**Try it:** Scan the records below. Copy every line in which the word "snapshot" appears.

(Records from a collection)
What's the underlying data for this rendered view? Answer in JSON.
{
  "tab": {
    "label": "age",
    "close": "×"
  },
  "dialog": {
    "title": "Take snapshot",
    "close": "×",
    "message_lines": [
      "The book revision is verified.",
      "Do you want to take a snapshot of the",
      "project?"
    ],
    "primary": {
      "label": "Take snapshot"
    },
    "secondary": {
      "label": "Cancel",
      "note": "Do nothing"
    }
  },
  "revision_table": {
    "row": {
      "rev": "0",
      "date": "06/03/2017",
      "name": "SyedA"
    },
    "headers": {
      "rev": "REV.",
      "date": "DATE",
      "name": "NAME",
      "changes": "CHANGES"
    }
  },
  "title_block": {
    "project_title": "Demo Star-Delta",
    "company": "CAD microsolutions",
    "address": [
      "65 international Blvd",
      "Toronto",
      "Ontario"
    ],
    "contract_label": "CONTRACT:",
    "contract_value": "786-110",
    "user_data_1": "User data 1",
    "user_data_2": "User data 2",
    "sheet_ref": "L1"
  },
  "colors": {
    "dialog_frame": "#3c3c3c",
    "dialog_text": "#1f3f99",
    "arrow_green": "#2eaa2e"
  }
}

**Completed exercise:**
    "title": "Take snapshot",
      "Do you want to take a snapshot of the",
      "label": "Take snapshot"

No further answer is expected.